▶ What needs to be done: Exactly as they stand, give the records below again, with no images.

▶ Data shown:

*** Begin section ***

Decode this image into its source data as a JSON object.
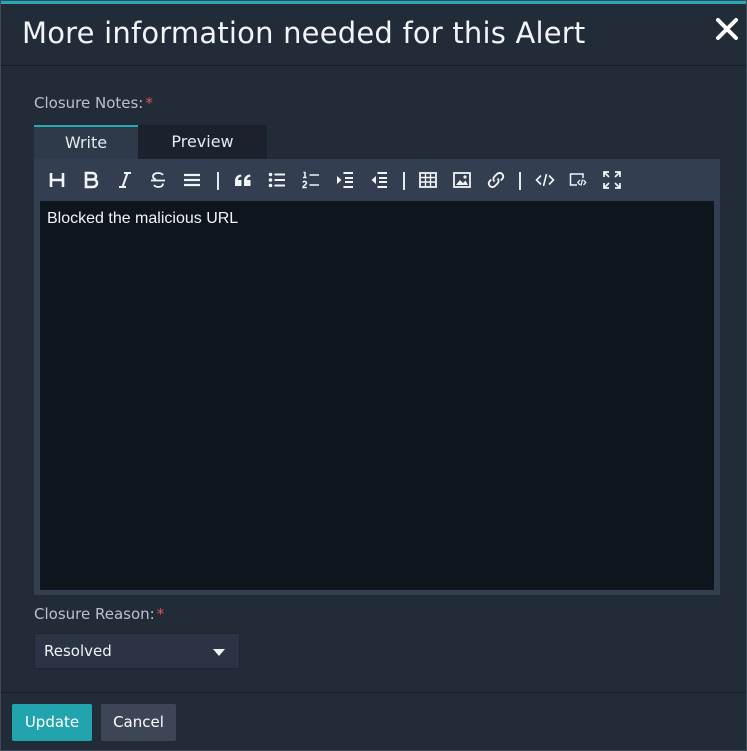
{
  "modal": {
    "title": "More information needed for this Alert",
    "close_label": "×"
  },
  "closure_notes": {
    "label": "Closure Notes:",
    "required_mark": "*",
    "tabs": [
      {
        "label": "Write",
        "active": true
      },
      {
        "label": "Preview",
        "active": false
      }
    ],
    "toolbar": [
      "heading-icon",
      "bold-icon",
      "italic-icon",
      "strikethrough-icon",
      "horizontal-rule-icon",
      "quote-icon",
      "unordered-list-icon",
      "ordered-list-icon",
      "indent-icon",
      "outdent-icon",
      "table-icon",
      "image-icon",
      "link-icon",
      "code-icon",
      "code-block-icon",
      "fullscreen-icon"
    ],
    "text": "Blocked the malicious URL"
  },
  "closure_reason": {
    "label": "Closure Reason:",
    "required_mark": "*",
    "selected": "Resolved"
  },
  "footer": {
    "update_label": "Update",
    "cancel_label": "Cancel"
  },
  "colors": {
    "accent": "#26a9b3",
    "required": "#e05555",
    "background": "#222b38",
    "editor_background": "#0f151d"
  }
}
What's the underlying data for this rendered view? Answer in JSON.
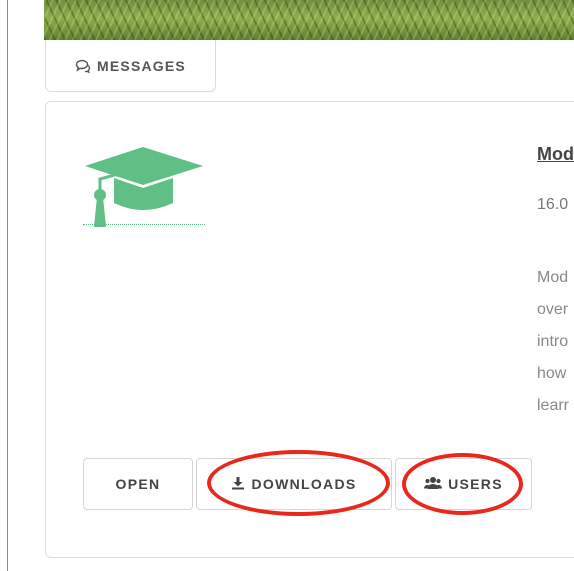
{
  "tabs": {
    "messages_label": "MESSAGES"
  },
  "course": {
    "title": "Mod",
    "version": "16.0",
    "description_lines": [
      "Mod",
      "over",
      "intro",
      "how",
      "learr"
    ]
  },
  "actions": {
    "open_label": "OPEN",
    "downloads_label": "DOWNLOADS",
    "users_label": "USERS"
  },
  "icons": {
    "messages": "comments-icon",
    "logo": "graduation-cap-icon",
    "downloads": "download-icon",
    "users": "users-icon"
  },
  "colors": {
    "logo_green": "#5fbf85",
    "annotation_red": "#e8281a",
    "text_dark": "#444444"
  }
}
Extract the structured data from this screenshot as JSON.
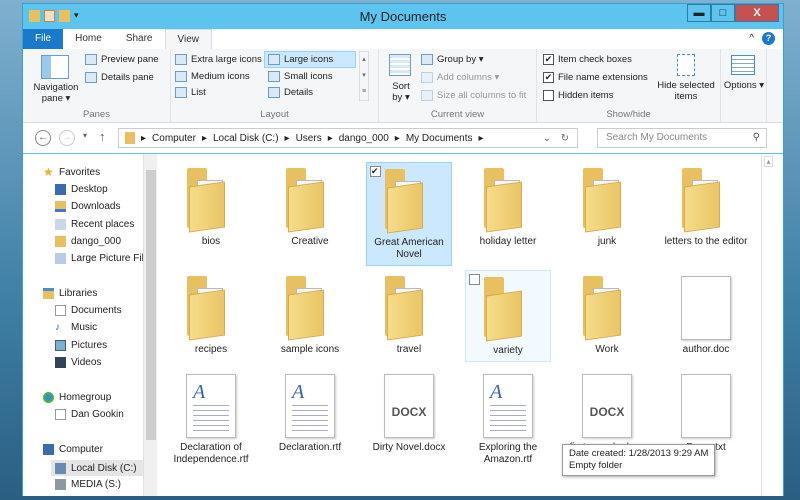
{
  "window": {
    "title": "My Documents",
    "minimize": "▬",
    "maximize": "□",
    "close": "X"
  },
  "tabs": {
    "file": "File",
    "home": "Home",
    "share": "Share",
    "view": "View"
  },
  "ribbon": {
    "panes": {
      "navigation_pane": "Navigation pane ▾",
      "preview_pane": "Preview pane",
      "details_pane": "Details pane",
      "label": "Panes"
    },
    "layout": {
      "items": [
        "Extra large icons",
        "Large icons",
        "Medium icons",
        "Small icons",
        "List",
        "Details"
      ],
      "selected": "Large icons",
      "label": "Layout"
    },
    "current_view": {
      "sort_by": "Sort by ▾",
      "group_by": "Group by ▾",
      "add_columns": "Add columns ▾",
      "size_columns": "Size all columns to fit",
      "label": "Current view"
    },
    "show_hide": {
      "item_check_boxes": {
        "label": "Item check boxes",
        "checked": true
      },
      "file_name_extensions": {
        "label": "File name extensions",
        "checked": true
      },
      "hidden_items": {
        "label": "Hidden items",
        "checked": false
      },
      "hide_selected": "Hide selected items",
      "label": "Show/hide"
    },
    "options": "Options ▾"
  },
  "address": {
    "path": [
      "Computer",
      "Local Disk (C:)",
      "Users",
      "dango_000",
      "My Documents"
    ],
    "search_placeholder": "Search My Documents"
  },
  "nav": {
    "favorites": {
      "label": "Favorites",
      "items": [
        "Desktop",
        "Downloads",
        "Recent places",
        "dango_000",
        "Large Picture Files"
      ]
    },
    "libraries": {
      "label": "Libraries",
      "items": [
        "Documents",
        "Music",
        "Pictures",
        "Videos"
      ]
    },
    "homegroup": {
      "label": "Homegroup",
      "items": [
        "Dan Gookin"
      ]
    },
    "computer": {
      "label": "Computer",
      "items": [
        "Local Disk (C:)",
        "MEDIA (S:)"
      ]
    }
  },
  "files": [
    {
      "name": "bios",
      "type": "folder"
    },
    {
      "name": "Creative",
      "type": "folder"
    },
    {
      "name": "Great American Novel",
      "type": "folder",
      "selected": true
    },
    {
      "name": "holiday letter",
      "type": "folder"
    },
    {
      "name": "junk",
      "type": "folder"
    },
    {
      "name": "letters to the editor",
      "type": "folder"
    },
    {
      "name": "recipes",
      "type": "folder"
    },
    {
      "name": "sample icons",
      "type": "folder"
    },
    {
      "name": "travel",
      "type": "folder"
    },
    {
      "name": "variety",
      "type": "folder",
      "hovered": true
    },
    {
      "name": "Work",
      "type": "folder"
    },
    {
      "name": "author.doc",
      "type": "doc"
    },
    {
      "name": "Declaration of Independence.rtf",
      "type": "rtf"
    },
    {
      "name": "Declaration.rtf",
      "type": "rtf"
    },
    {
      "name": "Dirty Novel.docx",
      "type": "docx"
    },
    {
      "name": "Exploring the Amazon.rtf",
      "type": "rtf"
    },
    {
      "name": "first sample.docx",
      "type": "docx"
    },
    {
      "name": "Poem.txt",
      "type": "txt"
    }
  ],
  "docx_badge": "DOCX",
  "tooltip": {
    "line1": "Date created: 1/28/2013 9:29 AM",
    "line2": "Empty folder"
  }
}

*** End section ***

▶ Task answer:
Decode this image into its source data as a JSON object.
{
  "modal": {
    "title": "More information needed for this Alert",
    "close_label": "×"
  },
  "closure_notes": {
    "label": "Closure Notes:",
    "required_mark": "*",
    "tabs": [
      {
        "label": "Write",
        "active": true
      },
      {
        "label": "Preview",
        "active": false
      }
    ],
    "toolbar": [
      "heading-icon",
      "bold-icon",
      "italic-icon",
      "strikethrough-icon",
      "horizontal-rule-icon",
      "quote-icon",
      "unordered-list-icon",
      "ordered-list-icon",
      "indent-icon",
      "outdent-icon",
      "table-icon",
      "image-icon",
      "link-icon",
      "code-icon",
      "code-block-icon",
      "fullscreen-icon"
    ],
    "text": "Blocked the malicious URL"
  },
  "closure_reason": {
    "label": "Closure Reason:",
    "required_mark": "*",
    "selected": "Resolved"
  },
  "footer": {
    "update_label": "Update",
    "cancel_label": "Cancel"
  },
  "colors": {
    "accent": "#26a9b3",
    "required": "#e05555",
    "background": "#222b38",
    "editor_background": "#0f151d"
  }
}
What's the underlying data for this rendered view? Answer in JSON.
{
  "tabs": {
    "messages_label": "MESSAGES"
  },
  "course": {
    "title": "Mod",
    "version": "16.0",
    "description_lines": [
      "Mod",
      "over",
      "intro",
      "how",
      "learr"
    ]
  },
  "actions": {
    "open_label": "OPEN",
    "downloads_label": "DOWNLOADS",
    "users_label": "USERS"
  },
  "icons": {
    "messages": "comments-icon",
    "logo": "graduation-cap-icon",
    "downloads": "download-icon",
    "users": "users-icon"
  },
  "colors": {
    "logo_green": "#5fbf85",
    "annotation_red": "#e8281a",
    "text_dark": "#444444"
  }
}
Extract the structured data from this screenshot as JSON.
{
  "window": {
    "title": "My Documents",
    "minimize": "▬",
    "maximize": "□",
    "close": "X"
  },
  "tabs": {
    "file": "File",
    "home": "Home",
    "share": "Share",
    "view": "View"
  },
  "ribbon": {
    "panes": {
      "navigation_pane": "Navigation pane ▾",
      "preview_pane": "Preview pane",
      "details_pane": "Details pane",
      "label": "Panes"
    },
    "layout": {
      "items": [
        "Extra large icons",
        "Large icons",
        "Medium icons",
        "Small icons",
        "List",
        "Details"
      ],
      "selected": "Large icons",
      "label": "Layout"
    },
    "current_view": {
      "sort_by": "Sort by ▾",
      "group_by": "Group by ▾",
      "add_columns": "Add columns ▾",
      "size_columns": "Size all columns to fit",
      "label": "Current view"
    },
    "show_hide": {
      "item_check_boxes": {
        "label": "Item check boxes",
        "checked": true
      },
      "file_name_extensions": {
        "label": "File name extensions",
        "checked": true
      },
      "hidden_items": {
        "label": "Hidden items",
        "checked": false
      },
      "hide_selected": "Hide selected items",
      "label": "Show/hide"
    },
    "options": "Options ▾"
  },
  "address": {
    "path": [
      "Computer",
      "Local Disk (C:)",
      "Users",
      "dango_000",
      "My Documents"
    ],
    "search_placeholder": "Search My Documents"
  },
  "nav": {
    "favorites": {
      "label": "Favorites",
      "items": [
        "Desktop",
        "Downloads",
        "Recent places",
        "dango_000",
        "Large Picture Files"
      ]
    },
    "libraries": {
      "label": "Libraries",
      "items": [
        "Documents",
        "Music",
        "Pictures",
        "Videos"
      ]
    },
    "homegroup": {
      "label": "Homegroup",
      "items": [
        "Dan Gookin"
      ]
    },
    "computer": {
      "label": "Computer",
      "items": [
        "Local Disk (C:)",
        "MEDIA (S:)"
      ]
    }
  },
  "files": [
    {
      "name": "bios",
      "type": "folder"
    },
    {
      "name": "Creative",
      "type": "folder"
    },
    {
      "name": "Great American Novel",
      "type": "folder",
      "selected": true
    },
    {
      "name": "holiday letter",
      "type": "folder"
    },
    {
      "name": "junk",
      "type": "folder"
    },
    {
      "name": "letters to the editor",
      "type": "folder"
    },
    {
      "name": "recipes",
      "type": "folder"
    },
    {
      "name": "sample icons",
      "type": "folder"
    },
    {
      "name": "travel",
      "type": "folder"
    },
    {
      "name": "variety",
      "type": "folder",
      "hovered": true
    },
    {
      "name": "Work",
      "type": "folder"
    },
    {
      "name": "author.doc",
      "type": "doc"
    },
    {
      "name": "Declaration of Independence.rtf",
      "type": "rtf"
    },
    {
      "name": "Declaration.rtf",
      "type": "rtf"
    },
    {
      "name": "Dirty Novel.docx",
      "type": "docx"
    },
    {
      "name": "Exploring the Amazon.rtf",
      "type": "rtf"
    },
    {
      "name": "first sample.docx",
      "type": "docx"
    },
    {
      "name": "Poem.txt",
      "type": "txt"
    }
  ],
  "docx_badge": "DOCX",
  "tooltip": {
    "line1": "Date created: 1/28/2013 9:29 AM",
    "line2": "Empty folder"
  }
}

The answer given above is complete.